======== Data supplied ========
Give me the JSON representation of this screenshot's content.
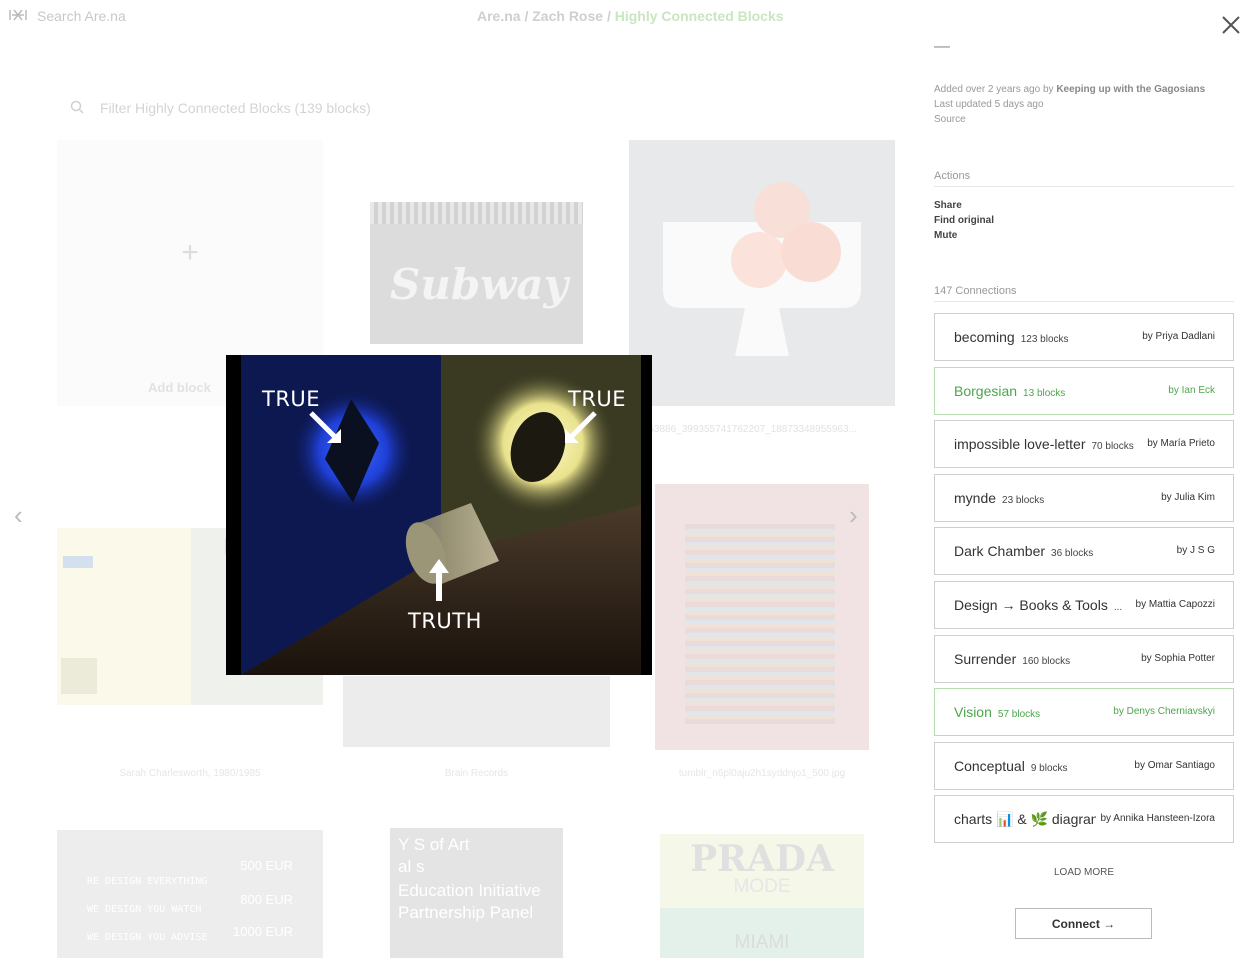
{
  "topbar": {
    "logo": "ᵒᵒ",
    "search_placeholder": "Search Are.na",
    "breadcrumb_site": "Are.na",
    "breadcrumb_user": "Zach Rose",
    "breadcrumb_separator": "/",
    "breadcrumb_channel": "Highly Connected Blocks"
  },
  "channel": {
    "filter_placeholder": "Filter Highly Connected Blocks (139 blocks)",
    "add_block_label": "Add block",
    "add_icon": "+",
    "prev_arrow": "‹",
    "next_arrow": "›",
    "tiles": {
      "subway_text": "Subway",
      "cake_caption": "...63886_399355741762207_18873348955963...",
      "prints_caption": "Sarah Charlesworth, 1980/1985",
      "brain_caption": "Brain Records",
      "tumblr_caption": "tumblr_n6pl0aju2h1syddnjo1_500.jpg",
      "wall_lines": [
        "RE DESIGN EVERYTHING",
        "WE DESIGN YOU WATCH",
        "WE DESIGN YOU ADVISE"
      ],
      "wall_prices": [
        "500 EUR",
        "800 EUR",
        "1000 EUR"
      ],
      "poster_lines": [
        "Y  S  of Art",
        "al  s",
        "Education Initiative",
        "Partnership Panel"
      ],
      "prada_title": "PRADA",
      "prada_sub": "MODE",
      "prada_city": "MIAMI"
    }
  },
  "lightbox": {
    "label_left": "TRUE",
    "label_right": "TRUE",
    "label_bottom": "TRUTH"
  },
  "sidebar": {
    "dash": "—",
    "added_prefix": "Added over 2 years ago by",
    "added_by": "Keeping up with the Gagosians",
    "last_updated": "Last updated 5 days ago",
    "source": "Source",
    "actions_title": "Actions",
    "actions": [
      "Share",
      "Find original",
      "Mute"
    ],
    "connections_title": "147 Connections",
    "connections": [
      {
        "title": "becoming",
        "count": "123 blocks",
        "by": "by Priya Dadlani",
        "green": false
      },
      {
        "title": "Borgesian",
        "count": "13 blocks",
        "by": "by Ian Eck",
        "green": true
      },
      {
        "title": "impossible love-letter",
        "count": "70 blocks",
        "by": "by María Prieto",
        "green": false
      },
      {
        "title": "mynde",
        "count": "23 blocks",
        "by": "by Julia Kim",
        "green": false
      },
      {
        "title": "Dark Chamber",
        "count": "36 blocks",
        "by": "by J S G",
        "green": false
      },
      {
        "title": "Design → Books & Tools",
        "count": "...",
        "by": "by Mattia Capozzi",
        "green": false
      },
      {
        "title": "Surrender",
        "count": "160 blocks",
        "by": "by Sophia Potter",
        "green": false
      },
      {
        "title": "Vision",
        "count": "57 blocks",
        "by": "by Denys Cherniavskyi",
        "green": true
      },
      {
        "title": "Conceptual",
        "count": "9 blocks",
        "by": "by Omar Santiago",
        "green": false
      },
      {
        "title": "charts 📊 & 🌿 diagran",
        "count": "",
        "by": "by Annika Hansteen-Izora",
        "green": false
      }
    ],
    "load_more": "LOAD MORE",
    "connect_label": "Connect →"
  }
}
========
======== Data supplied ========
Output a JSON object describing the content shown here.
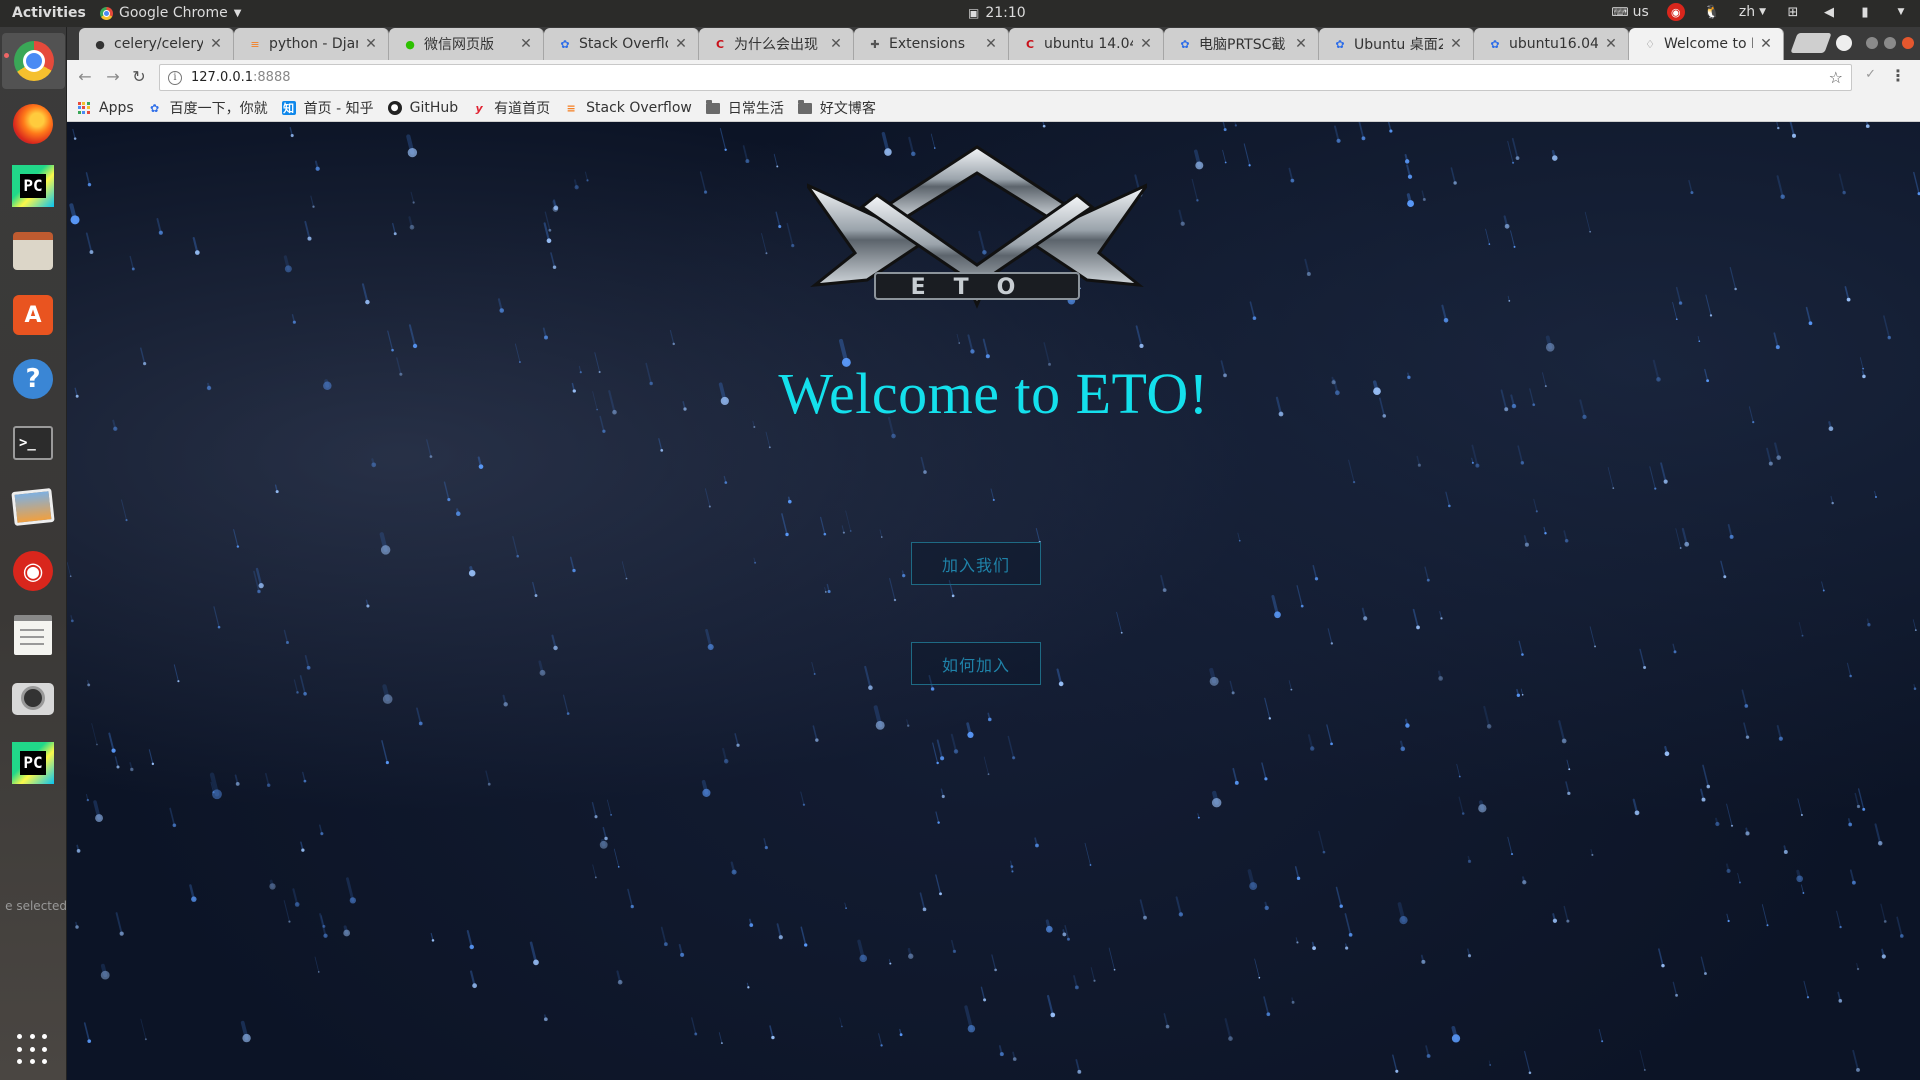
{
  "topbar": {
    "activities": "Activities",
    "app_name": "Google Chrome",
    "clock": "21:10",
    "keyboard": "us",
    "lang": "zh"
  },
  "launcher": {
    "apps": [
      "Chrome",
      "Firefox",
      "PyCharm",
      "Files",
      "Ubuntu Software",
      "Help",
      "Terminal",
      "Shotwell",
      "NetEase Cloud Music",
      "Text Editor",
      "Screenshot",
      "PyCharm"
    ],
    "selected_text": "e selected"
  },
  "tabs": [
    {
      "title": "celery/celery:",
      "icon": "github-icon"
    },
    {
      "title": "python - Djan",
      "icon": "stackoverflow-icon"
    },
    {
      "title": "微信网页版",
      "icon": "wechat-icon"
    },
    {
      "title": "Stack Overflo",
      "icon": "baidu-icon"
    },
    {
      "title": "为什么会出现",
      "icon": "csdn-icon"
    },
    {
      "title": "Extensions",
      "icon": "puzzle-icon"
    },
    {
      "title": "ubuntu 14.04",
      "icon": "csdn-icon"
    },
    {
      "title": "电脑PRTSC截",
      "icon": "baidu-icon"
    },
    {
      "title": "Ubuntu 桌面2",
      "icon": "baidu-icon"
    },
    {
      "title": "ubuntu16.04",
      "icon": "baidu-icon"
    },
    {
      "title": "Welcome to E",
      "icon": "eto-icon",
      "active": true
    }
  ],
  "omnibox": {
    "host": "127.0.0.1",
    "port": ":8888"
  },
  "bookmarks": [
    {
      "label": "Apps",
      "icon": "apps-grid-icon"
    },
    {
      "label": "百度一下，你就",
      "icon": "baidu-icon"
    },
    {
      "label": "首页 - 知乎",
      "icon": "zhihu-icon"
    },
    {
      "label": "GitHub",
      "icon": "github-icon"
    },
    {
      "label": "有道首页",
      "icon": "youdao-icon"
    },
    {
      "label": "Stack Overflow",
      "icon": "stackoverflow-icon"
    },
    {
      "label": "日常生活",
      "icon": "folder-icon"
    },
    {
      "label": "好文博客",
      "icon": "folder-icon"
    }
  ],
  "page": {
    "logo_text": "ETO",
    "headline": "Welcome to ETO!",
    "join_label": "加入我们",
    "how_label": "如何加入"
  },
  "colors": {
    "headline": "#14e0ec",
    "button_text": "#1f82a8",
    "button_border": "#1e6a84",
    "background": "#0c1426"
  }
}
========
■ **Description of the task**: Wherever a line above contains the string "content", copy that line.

■ **Solution**:
Give me the JSON representation of this screenshot's content.
Output a JSON object describing the content shown here.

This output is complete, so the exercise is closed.